[Interface dataset entries]
-- Opening Marker --
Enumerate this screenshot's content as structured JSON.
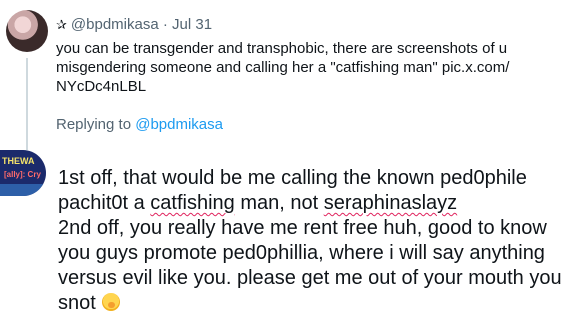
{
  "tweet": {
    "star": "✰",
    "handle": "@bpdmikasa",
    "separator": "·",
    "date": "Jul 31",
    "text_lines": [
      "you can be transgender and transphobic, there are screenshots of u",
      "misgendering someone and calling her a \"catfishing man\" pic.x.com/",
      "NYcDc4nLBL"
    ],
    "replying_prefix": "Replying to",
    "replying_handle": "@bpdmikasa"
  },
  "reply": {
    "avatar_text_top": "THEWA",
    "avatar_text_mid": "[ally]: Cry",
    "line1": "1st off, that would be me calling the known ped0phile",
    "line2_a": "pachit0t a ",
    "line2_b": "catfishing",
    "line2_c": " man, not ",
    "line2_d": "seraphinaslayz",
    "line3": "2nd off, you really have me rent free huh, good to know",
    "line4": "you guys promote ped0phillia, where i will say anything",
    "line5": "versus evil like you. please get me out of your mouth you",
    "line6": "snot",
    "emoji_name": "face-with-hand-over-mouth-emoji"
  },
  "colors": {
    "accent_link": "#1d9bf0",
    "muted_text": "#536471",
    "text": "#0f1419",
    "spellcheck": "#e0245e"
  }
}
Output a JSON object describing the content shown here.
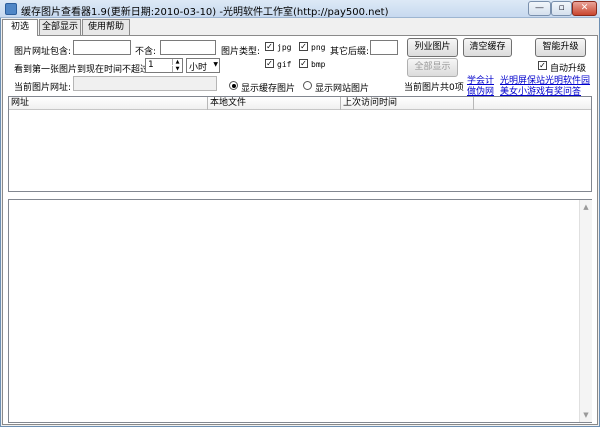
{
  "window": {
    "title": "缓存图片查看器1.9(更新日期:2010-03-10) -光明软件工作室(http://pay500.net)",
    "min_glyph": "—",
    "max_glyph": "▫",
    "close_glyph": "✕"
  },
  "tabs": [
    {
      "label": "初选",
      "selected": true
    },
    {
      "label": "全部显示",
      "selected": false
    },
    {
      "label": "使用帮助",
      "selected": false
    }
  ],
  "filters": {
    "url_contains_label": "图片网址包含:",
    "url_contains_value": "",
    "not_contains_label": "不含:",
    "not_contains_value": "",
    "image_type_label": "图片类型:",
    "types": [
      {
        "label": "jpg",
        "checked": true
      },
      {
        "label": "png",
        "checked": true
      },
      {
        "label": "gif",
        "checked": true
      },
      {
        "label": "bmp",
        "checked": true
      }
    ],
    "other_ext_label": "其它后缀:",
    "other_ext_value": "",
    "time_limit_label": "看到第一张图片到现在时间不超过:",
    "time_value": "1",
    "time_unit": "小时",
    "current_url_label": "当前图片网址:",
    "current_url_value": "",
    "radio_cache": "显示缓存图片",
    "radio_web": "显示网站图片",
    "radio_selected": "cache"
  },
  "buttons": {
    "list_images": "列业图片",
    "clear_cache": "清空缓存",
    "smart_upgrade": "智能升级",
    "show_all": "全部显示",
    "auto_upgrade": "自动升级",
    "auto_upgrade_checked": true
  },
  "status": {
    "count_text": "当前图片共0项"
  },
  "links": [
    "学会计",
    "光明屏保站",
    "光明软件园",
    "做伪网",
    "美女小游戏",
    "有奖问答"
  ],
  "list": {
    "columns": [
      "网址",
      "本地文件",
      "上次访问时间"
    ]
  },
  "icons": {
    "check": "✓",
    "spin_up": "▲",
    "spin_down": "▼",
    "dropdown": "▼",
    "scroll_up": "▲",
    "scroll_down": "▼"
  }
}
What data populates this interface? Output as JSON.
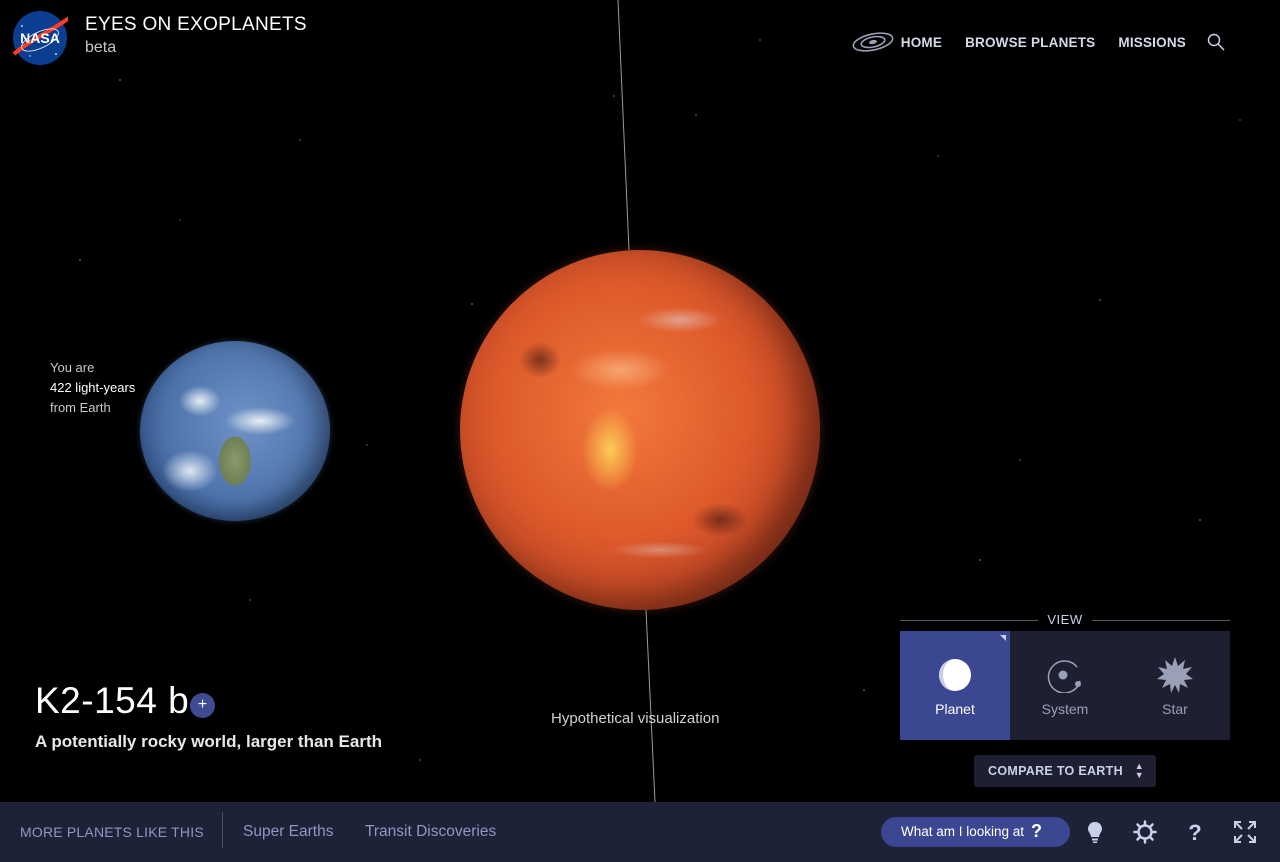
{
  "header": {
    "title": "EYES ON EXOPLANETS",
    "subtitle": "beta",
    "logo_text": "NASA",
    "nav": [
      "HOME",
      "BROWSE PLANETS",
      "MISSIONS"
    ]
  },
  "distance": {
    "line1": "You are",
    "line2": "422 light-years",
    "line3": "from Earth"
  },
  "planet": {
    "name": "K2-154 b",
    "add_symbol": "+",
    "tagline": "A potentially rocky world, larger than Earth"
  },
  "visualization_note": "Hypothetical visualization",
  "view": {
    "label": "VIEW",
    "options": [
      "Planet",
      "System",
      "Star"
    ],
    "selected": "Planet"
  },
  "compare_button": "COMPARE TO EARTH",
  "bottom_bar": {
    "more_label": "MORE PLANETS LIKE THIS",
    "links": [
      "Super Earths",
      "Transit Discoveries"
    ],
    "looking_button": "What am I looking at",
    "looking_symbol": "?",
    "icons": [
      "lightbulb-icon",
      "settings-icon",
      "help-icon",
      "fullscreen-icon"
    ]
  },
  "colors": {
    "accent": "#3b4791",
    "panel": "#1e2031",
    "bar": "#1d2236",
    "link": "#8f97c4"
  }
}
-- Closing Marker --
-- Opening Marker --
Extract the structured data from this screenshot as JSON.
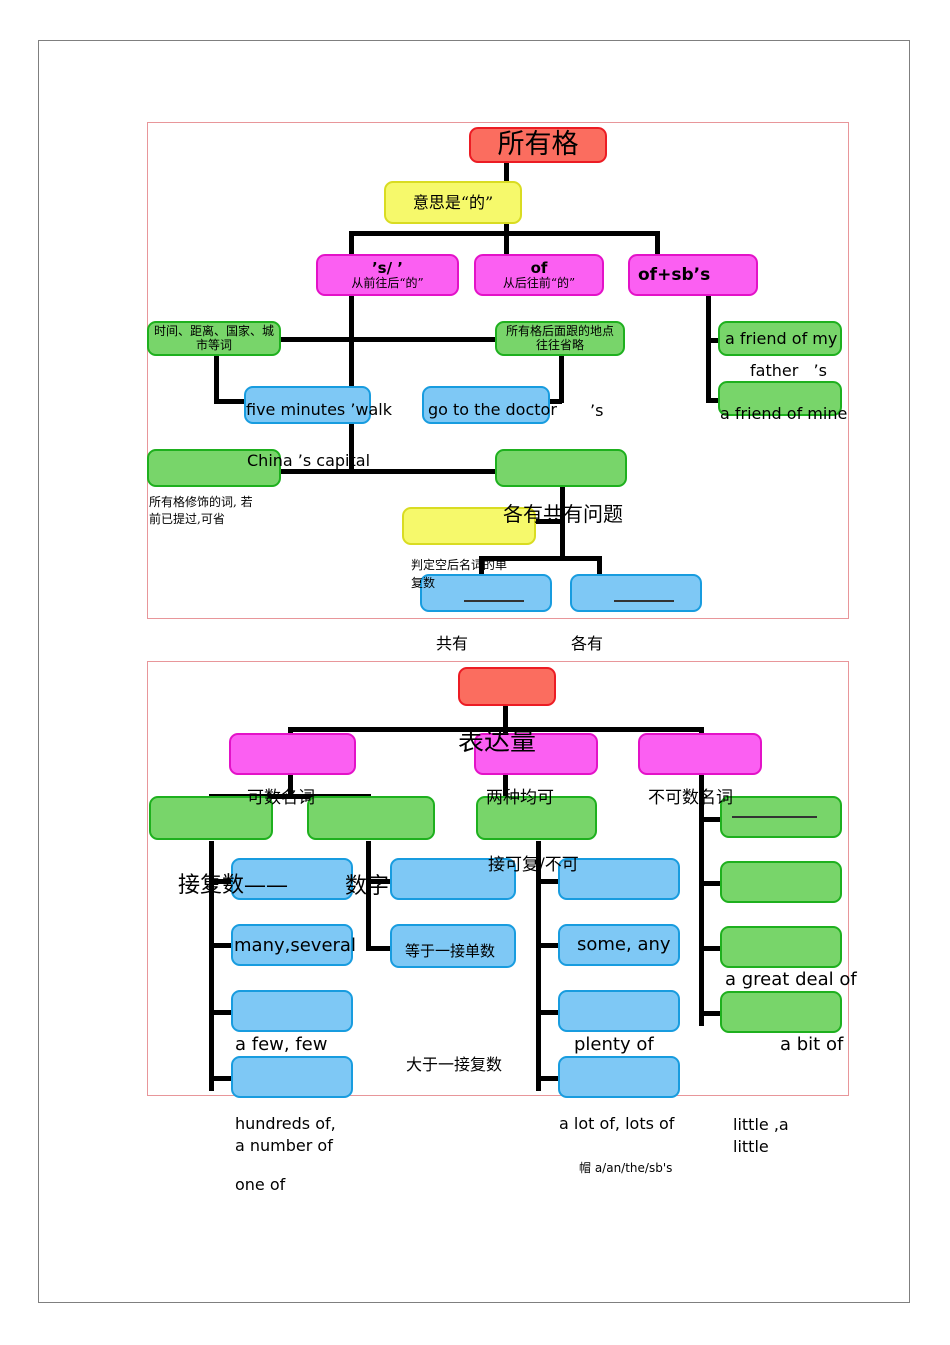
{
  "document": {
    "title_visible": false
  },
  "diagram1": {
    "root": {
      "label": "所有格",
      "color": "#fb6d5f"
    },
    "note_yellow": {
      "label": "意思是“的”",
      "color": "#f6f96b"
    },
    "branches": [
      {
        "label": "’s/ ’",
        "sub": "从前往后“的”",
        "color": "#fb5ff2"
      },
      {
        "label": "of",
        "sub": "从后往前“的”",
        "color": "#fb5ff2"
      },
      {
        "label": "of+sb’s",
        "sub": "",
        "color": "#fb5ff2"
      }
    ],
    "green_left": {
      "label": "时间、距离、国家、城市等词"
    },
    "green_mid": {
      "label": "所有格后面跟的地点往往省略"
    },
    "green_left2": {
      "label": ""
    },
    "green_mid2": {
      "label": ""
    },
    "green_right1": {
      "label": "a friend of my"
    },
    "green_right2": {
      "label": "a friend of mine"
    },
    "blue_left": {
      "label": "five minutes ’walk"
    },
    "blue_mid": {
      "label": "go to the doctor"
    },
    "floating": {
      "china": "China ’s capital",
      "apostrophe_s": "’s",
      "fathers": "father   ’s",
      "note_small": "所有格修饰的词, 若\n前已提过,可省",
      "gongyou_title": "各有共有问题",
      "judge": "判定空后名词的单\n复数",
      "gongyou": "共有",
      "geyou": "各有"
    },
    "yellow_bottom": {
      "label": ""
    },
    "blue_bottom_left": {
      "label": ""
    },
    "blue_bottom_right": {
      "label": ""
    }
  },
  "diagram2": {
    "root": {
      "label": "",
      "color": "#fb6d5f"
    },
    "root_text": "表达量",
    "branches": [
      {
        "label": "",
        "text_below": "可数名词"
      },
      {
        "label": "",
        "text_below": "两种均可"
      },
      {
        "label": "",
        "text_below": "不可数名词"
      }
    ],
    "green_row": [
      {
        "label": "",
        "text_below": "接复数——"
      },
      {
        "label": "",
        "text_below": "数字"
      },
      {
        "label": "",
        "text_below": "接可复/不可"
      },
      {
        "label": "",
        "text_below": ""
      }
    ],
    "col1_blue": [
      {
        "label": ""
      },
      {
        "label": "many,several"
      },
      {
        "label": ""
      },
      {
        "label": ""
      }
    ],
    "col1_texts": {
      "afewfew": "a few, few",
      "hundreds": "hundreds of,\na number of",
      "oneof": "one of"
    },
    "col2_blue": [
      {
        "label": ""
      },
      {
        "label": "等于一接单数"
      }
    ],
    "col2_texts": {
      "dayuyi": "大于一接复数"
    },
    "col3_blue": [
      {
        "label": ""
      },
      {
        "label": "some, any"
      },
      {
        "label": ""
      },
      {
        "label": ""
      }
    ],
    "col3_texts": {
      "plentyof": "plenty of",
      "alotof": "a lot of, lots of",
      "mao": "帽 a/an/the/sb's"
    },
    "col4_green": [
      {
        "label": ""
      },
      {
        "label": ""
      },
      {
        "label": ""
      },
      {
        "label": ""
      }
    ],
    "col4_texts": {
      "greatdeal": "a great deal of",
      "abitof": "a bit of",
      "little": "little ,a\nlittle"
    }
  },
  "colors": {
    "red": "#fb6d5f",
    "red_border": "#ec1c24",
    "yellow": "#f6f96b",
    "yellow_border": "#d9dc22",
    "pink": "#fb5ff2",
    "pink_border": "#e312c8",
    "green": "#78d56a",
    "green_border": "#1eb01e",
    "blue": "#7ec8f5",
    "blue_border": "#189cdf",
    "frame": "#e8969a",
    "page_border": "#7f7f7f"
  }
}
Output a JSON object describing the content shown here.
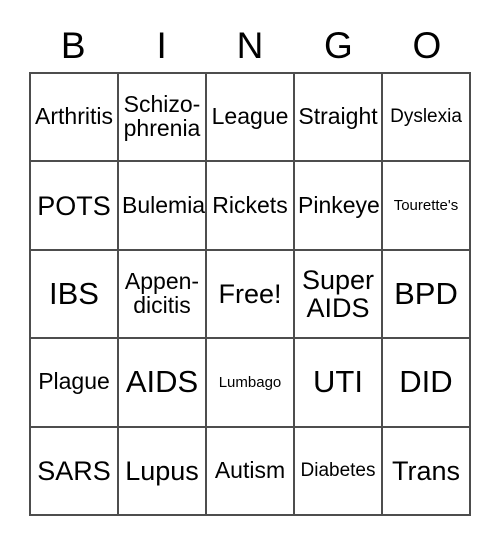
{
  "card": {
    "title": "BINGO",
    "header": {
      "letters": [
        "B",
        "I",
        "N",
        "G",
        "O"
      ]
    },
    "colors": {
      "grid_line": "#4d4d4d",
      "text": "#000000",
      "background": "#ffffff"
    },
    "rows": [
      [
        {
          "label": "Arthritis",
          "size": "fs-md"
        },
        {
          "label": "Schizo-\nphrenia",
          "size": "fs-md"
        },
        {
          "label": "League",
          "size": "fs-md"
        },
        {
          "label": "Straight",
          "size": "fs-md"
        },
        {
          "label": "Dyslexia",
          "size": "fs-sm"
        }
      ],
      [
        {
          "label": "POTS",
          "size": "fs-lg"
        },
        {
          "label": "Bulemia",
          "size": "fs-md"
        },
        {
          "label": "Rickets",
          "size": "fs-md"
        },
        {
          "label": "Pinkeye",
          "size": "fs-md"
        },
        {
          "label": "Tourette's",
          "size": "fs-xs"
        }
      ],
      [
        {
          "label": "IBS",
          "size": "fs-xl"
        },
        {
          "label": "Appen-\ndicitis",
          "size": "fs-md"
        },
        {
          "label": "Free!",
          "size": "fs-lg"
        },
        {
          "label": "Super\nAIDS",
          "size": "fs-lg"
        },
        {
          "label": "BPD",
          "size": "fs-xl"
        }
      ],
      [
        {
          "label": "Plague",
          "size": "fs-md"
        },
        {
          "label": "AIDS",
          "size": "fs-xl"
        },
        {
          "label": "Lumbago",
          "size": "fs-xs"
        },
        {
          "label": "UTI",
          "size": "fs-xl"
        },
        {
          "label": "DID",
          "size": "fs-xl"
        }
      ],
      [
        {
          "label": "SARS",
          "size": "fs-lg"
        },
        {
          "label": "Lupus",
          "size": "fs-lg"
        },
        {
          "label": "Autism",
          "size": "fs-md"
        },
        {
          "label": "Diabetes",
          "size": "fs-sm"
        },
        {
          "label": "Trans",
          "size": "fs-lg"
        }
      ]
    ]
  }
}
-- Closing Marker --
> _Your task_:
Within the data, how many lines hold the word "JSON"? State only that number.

> _Written response_:
5